I can’t count how many court cases from the Ohio Supreme Court and various courts of appeals have tried to determine what to do about this. The same is true for the hundreds of Workers’ Compensation Hearings I have attended where this has been argued against our client. But I can tell you that the Louisiana-Pacific case was still considered good law until last year. And it wasn’t the court system that took care of this. The Ohio General Assembly, thanks to the efforts of amazing attorneys on both sides of our practice, finally stepped into this mess and on September 23rd, and tried to wipe the slate clean of all those cases and go back to what we should be considering, if you take away everything else would the allowed conditions in the claim keep the injured worker from doing his former job. I say supposed to, because a compromise short cut in some language is likely going to be something we fight about the meaning of for years to come.
So, yes, even if you’re hurt on the job, they can fire you. Now, the Workers’ Compensation Law does have an exception to Employment at Will not allowing your employer to fire you as retaliation for filing a claim. But the exception, like many is very limited. For instance, for Ninety (90%) of Ohio's employers, you have to beat them to filing a claim before they fire you, so firing you the minute you got hurt, for getting hurt beats that. And you have very short time frames to put them on notice of your intent to sue them and file the lawsuit. And of course you have to prove all of it.
And that’s true about all of these exceptions. They are very technical and limited, e.g. I’m over 45, years old, an employer can’t fire me in favor of a younger person because of my age. But they could most likely get away with hiring me in favor of a younger person, or even someone over 45 as well, because of age.
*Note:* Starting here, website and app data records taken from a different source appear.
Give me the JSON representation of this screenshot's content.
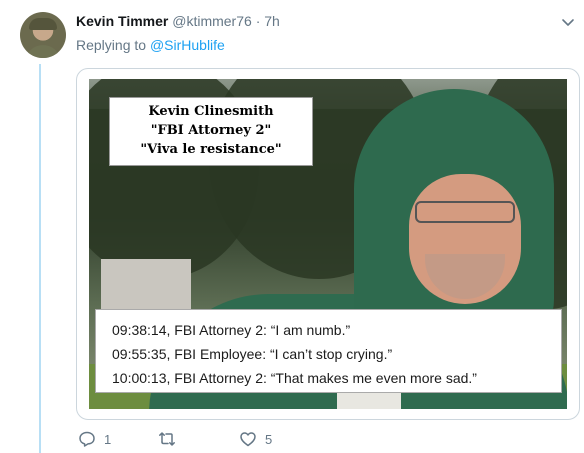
{
  "tweet": {
    "author_name": "Kevin Timmer",
    "handle": "@ktimmer76",
    "separator": "·",
    "time": "7h",
    "replying_prefix": "Replying to",
    "replying_to": "@SirHublife"
  },
  "image": {
    "caption_top": [
      "Kevin Clinesmith",
      "\"FBI Attorney 2\"",
      "\"Viva le resistance\""
    ],
    "caption_lines": [
      "09:38:14, FBI Attorney 2:  “I am numb.”",
      "09:55:35, FBI Employee:  “I can’t stop crying.”",
      "10:00:13, FBI Attorney 2:  “That makes me even more sad.”"
    ]
  },
  "actions": {
    "reply_count": "1",
    "retweet_count": "",
    "like_count": "5"
  },
  "colors": {
    "accent": "#1da1f2",
    "muted": "#657786",
    "thread_line": "#b8dff5"
  },
  "icons": [
    "chevron-down-icon",
    "reply-icon",
    "retweet-icon",
    "like-icon"
  ]
}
So what should you do if you’re terminated. Well, first of all, keep your cool. Gather as much information together about who told you what on what dates and anyone who can support you as to being in the right them in the wrong, and contact us. Russ again has a very good track record in helping people navigate the Unemployment compensation systems of Ohio and Pennsylvania.
If you are one of our Workers’ Compensation clients call us right away as we can sometimes get the employer’s legal representatives to reconsider that decision. And we can point you to an excellent colleague who has helped many people finds those exceptions. Call us at 419-244-7885, current client or not, and we can help you figure out what your rights are.
I can tell you after going on thirty years of practice, seeing some of the worst of the worst of employment and workplace injury situations, I still believe that the majority of bosses out there care and deserve a little nod one day out of the year. So here’s to the good ones, my team tells me I am one, and please let us help protect you from the bad ones.